WHAT TO PRODUCE - Filter the listing below, keeping only the lines with the word "respect".

PROVIDED DATA -

%%

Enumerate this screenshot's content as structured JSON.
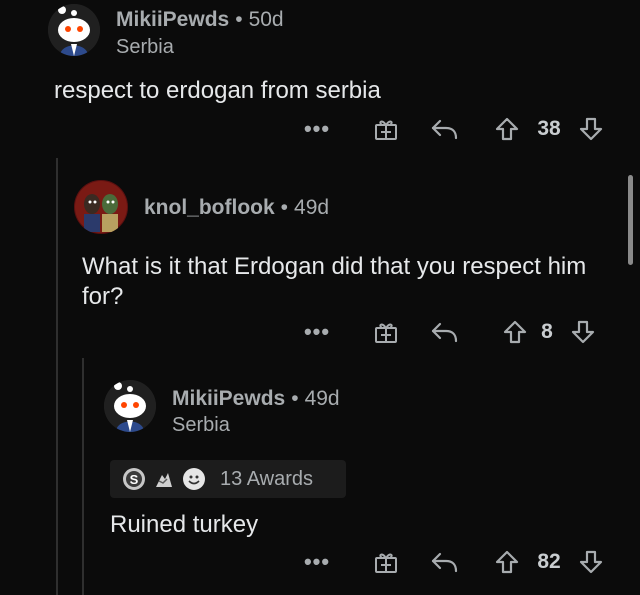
{
  "comments": [
    {
      "username": "MikiiPewds",
      "age": "50d",
      "flair": "Serbia",
      "body": "respect to erdogan from serbia",
      "votes": "38",
      "more": "•••"
    },
    {
      "username": "knol_boflook",
      "age": "49d",
      "flair": "",
      "body": "What is it that Erdogan did that you respect him for?",
      "votes": "8",
      "more": "•••"
    },
    {
      "username": "MikiiPewds",
      "age": "49d",
      "flair": "Serbia",
      "awards": "13 Awards",
      "body": "Ruined turkey",
      "votes": "82",
      "more": "•••"
    }
  ],
  "separator": "•",
  "icons": [
    "gift-icon",
    "reply-icon",
    "upvote-icon",
    "downvote-icon"
  ]
}
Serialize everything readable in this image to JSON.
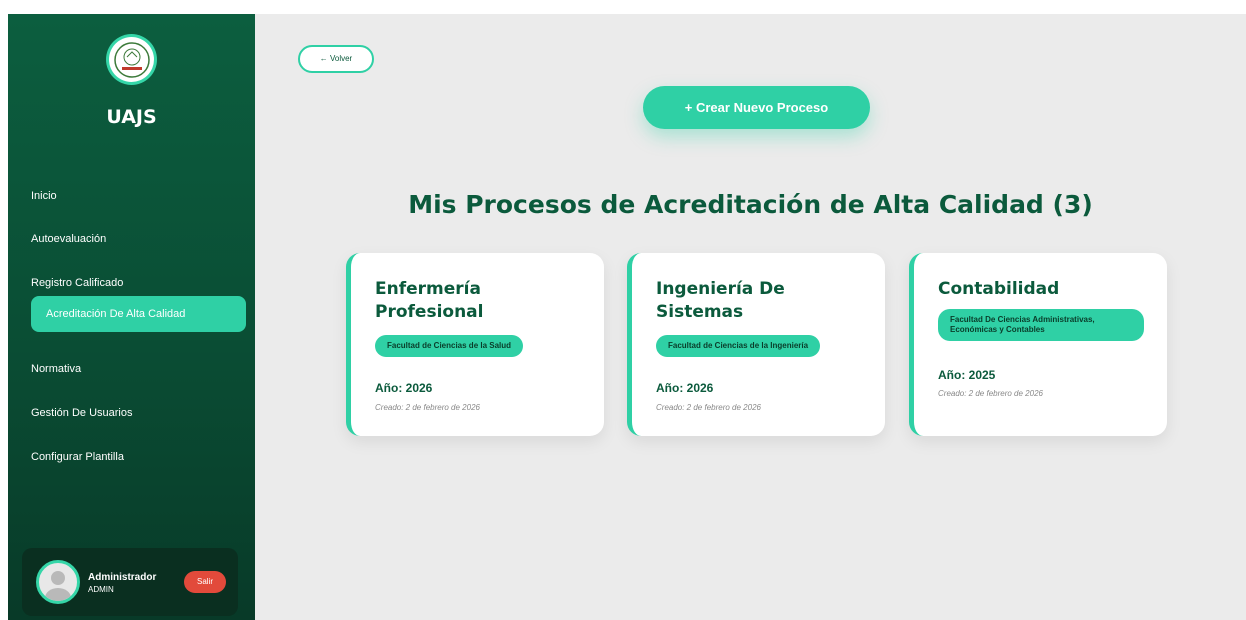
{
  "brand": "UAJS",
  "colors": {
    "primary": "#0b5a3c",
    "accent": "#2fd0a5",
    "danger": "#e24a3b",
    "background": "#ebebeb"
  },
  "nav": {
    "items": [
      {
        "label": "Inicio"
      },
      {
        "label": "Autoevaluación"
      },
      {
        "label": "Registro Calificado"
      },
      {
        "label": "Acreditación De Alta Calidad",
        "active": true
      },
      {
        "label": "Normativa"
      },
      {
        "label": "Gestión De Usuarios"
      },
      {
        "label": "Configurar Plantilla"
      }
    ]
  },
  "user": {
    "name": "Administrador",
    "role": "ADMIN",
    "logout_label": "Salir",
    "avatar_icon": "user-avatar-icon"
  },
  "main": {
    "back_label": "← Volver",
    "create_label": "+ Crear Nuevo Proceso",
    "title": "Mis Procesos de Acreditación de Alta Calidad (3)"
  },
  "cards": [
    {
      "title": "Enfermería Profesional",
      "faculty": "Facultad de Ciencias de la Salud",
      "year": "Año: 2026",
      "created": "Creado: 2 de febrero de 2026"
    },
    {
      "title": "Ingeniería De Sistemas",
      "faculty": "Facultad de Ciencias de la Ingeniería",
      "year": "Año: 2026",
      "created": "Creado: 2 de febrero de 2026"
    },
    {
      "title": "Contabilidad",
      "faculty": "Facultad De Ciencias Administrativas, Económicas y Contables",
      "year": "Año: 2025",
      "created": "Creado: 2 de febrero de 2026"
    }
  ]
}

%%

EXERCISE ANSWER -
      "body": "respect to erdogan from serbia",
      "body": "What is it that Erdogan did that you respect him for?",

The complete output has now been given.